EXERCISE DIRECTIONS: Report each line from the listing that the string "JSON" appears in.

TASK MATERIAL:
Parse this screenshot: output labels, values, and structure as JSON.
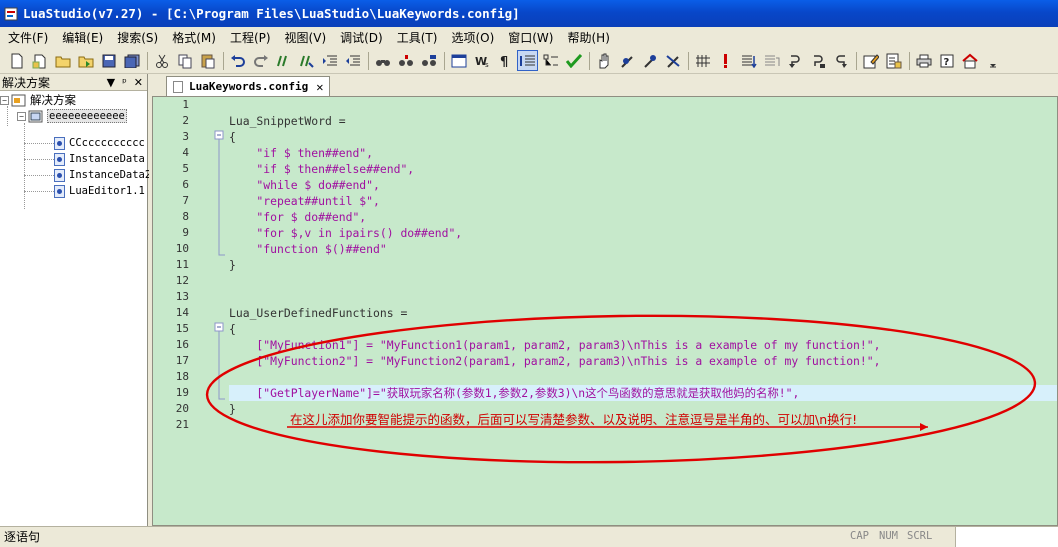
{
  "window": {
    "title": "LuaStudio(v7.27) - [C:\\Program Files\\LuaStudio\\LuaKeywords.config]"
  },
  "menu": [
    "文件(F)",
    "编辑(E)",
    "搜索(S)",
    "格式(M)",
    "工程(P)",
    "视图(V)",
    "调试(D)",
    "工具(T)",
    "选项(O)",
    "窗口(W)",
    "帮助(H)"
  ],
  "panel": {
    "title": "解决方案",
    "controls": {
      "dropdown": "▼",
      "pin": "ᵖ",
      "close": "✕"
    },
    "tree": {
      "root": "解决方案",
      "project": "eeeeeeeeeeee",
      "files": [
        "CCcccccccccc",
        "InstanceData",
        "InstanceData2",
        "LuaEditor1.1"
      ]
    }
  },
  "tab": {
    "label": "LuaKeywords.config",
    "close": "✕"
  },
  "editor": {
    "line_numbers": [
      "1",
      "2",
      "3",
      "4",
      "5",
      "6",
      "7",
      "8",
      "9",
      "10",
      "11",
      "12",
      "13",
      "14",
      "15",
      "16",
      "17",
      "18",
      "19",
      "20",
      "21"
    ],
    "lines": [
      "",
      "Lua_SnippetWord =",
      "{",
      "    \"if $ then##end\",",
      "    \"if $ then##else##end\",",
      "    \"while $ do##end\",",
      "    \"repeat##until $\",",
      "    \"for $ do##end\",",
      "    \"for $,v in ipairs() do##end\",",
      "    \"function $()##end\"",
      "}",
      "",
      "",
      "Lua_UserDefinedFunctions =",
      "{",
      "    [\"MyFunction1\"] = \"MyFunction1(param1, param2, param3)\\nThis is a example of my function!\",",
      "    [\"MyFunction2\"] = \"MyFunction2(param1, param2, param3)\\nThis is a example of my function!\",",
      "",
      "    [\"GetPlayerName\"]=\"获取玩家名称(参数1,参数2,参数3)\\n这个鸟函数的意思就是获取他妈的名称!\",",
      "}",
      ""
    ],
    "current_line": 19,
    "annotation": "在这儿添加你要智能提示的函数，后面可以写清楚参数、以及说明、注意逗号是半角的、可以加\\n换行!"
  },
  "status": {
    "text": "逐语句",
    "indicators": [
      "CAP",
      "NUM",
      "SCRL"
    ]
  },
  "colors": {
    "editor_bg": "#c7e9cb",
    "string": "#a010a0",
    "annotation": "#d00000",
    "title_bar": "#0a5ee8"
  }
}
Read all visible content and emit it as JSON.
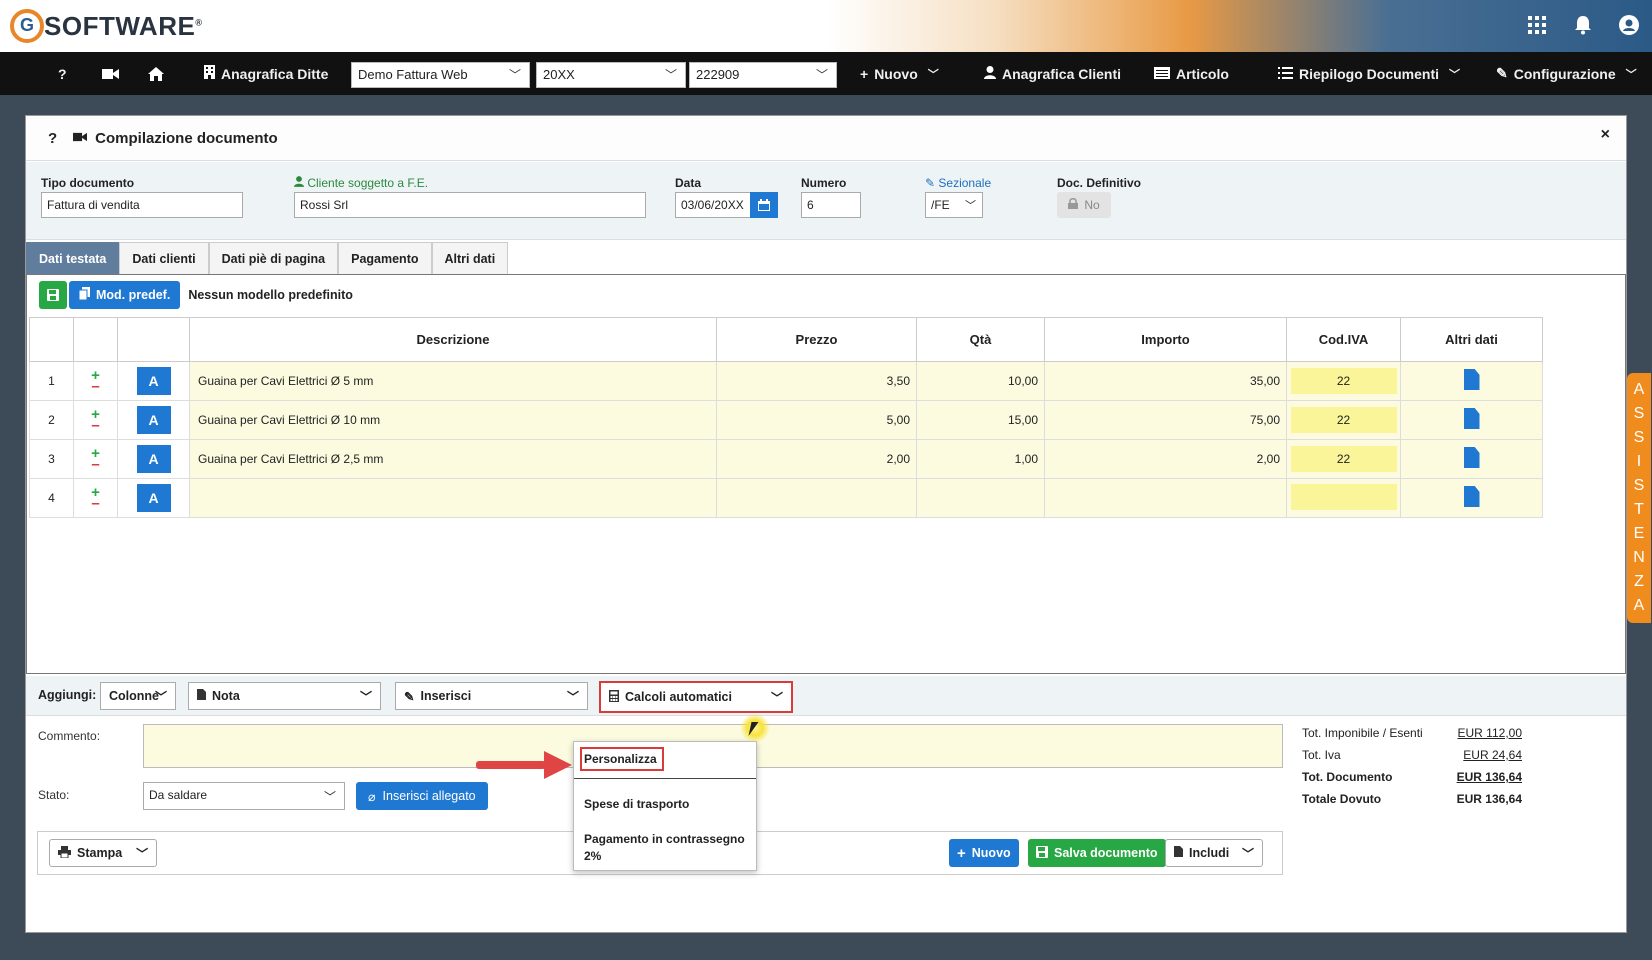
{
  "brand": {
    "logo_g": "G",
    "logo_text": "SOFTWARE",
    "logo_reg": "®"
  },
  "nav": {
    "help": "?",
    "anagrafica_ditte": "Anagrafica Ditte",
    "select_ditta": "Demo Fattura Web",
    "select_anno": "20XX",
    "select_codice": "222909",
    "nuovo": "Nuovo",
    "anagrafica_clienti": "Anagrafica Clienti",
    "articolo": "Articolo",
    "riepilogo": "Riepilogo Documenti",
    "configurazione": "Configurazione"
  },
  "panel": {
    "help": "?",
    "title": "Compilazione documento",
    "close": "×"
  },
  "header": {
    "tipo_label": "Tipo documento",
    "tipo_value": "Fattura di vendita",
    "cliente_label": "Cliente soggetto a F.E.",
    "cliente_value": "Rossi Srl",
    "data_label": "Data",
    "data_value": "03/06/20XX",
    "numero_label": "Numero",
    "numero_value": "6",
    "sezionale_label": "Sezionale",
    "sezionale_value": "/FE",
    "def_label": "Doc. Definitivo",
    "def_value": "No"
  },
  "tabs": [
    "Dati testata",
    "Dati clienti",
    "Dati piè di pagina",
    "Pagamento",
    "Altri dati"
  ],
  "grid": {
    "mod_predef": "Mod. predef.",
    "no_model": "Nessun modello predefinito",
    "columns": [
      "Descrizione",
      "Prezzo",
      "Qtà",
      "Importo",
      "Cod.IVA",
      "Altri dati"
    ],
    "row_btn": "A",
    "rows": [
      {
        "n": "1",
        "descrizione": "Guaina per Cavi Elettrici Ø 5 mm",
        "prezzo": "3,50",
        "qta": "10,00",
        "importo": "35,00",
        "iva": "22"
      },
      {
        "n": "2",
        "descrizione": "Guaina per Cavi Elettrici Ø 10 mm",
        "prezzo": "5,00",
        "qta": "15,00",
        "importo": "75,00",
        "iva": "22"
      },
      {
        "n": "3",
        "descrizione": "Guaina per Cavi Elettrici Ø 2,5 mm",
        "prezzo": "2,00",
        "qta": "1,00",
        "importo": "2,00",
        "iva": "22"
      },
      {
        "n": "4",
        "descrizione": "",
        "prezzo": "",
        "qta": "",
        "importo": "",
        "iva": ""
      }
    ]
  },
  "addbar": {
    "label": "Aggiungi:",
    "colonne": "Colonne",
    "nota": "Nota",
    "inserisci": "Inserisci",
    "calcoli": "Calcoli automatici"
  },
  "dropdown": {
    "personalizza": "Personalizza",
    "spese": "Spese di trasporto",
    "contrassegno_1": "Pagamento in contrassegno",
    "contrassegno_2": "2%"
  },
  "bottom": {
    "commento_label": "Commento:",
    "stato_label": "Stato:",
    "stato_value": "Da saldare",
    "allegato": "Inserisci allegato"
  },
  "totals": {
    "imponibile_label": "Tot. Imponibile / Esenti",
    "imponibile_value": "EUR 112,00",
    "iva_label": "Tot. Iva",
    "iva_value": "EUR 24,64",
    "documento_label": "Tot. Documento",
    "documento_value": "EUR 136,64",
    "dovuto_label": "Totale Dovuto",
    "dovuto_value": "EUR 136,64"
  },
  "footer": {
    "stampa": "Stampa",
    "nuovo": "Nuovo",
    "salva": "Salva documento",
    "includi": "Includi"
  },
  "assistenza": [
    "A",
    "S",
    "S",
    "I",
    "S",
    "T",
    "E",
    "N",
    "Z",
    "A"
  ]
}
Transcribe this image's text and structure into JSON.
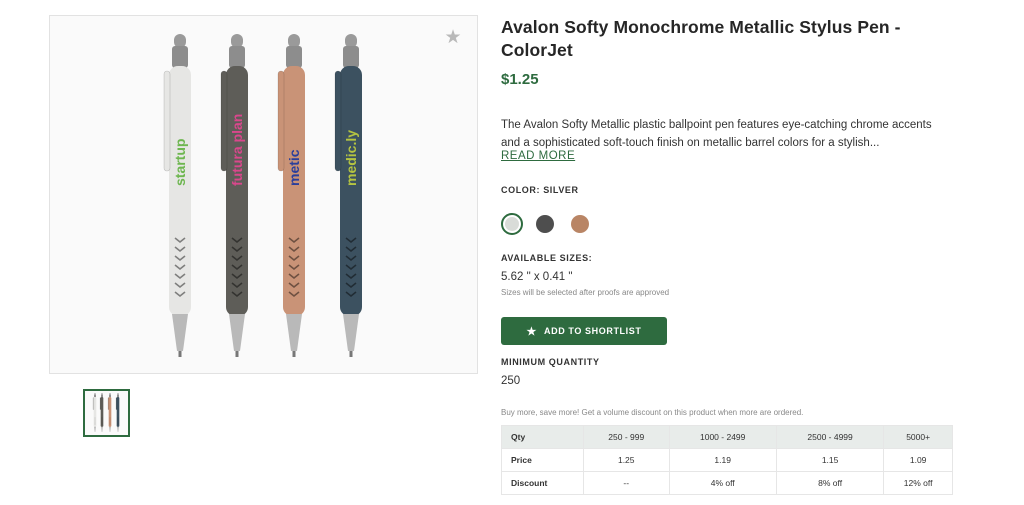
{
  "product": {
    "title_line1": "Avalon Softy Monochrome Metallic Stylus Pen -",
    "title_line2": "ColorJet",
    "price": "$1.25",
    "description_line1": "The Avalon Softy Metallic plastic ballpoint pen features eye-catching chrome accents",
    "description_line2": "and a sophisticated soft-touch finish on metallic barrel colors for a stylish...",
    "read_more": "READ MORE",
    "color_label": "COLOR: SILVER",
    "colors": [
      {
        "name": "silver",
        "hex": "#d9dcd8",
        "selected": true
      },
      {
        "name": "gunmetal",
        "hex": "#4e4e4e",
        "selected": false
      },
      {
        "name": "copper",
        "hex": "#b98565",
        "selected": false
      }
    ],
    "sizes_label": "AVAILABLE SIZES:",
    "size_value": "5.62 \" x 0.41 \"",
    "size_note": "Sizes will be selected after proofs are approved",
    "shortlist_label": "ADD TO SHORTLIST",
    "min_qty_label": "MINIMUM QUANTITY",
    "min_qty_value": "250",
    "volume_note": "Buy more, save more! Get a volume discount on this product when more are ordered."
  },
  "gallery": {
    "pen_logos": [
      "startup",
      "futura plan",
      "metic",
      "medic.ly"
    ],
    "pen_colors": [
      "#e6e6e4",
      "#5e5d58",
      "#c99377",
      "#3c5160"
    ],
    "logo_colors": [
      "#6db64f",
      "#d9478c",
      "#2a3f9c",
      "#b5c441"
    ]
  },
  "pricing": {
    "headers": [
      "Qty",
      "250 - 999",
      "1000 - 2499",
      "2500 - 4999",
      "5000+"
    ],
    "rows": [
      [
        "Price",
        "1.25",
        "1.19",
        "1.15",
        "1.09"
      ],
      [
        "Discount",
        "--",
        "4% off",
        "8% off",
        "12% off"
      ]
    ]
  },
  "colors": {
    "accent": "#2e6b3f"
  }
}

OUTPUT OF THE TASK:
Parse this screenshot: output labels, values, and structure as JSON.
Read all visible content and emit it as JSON.
Transcribe this image's text and structure into JSON.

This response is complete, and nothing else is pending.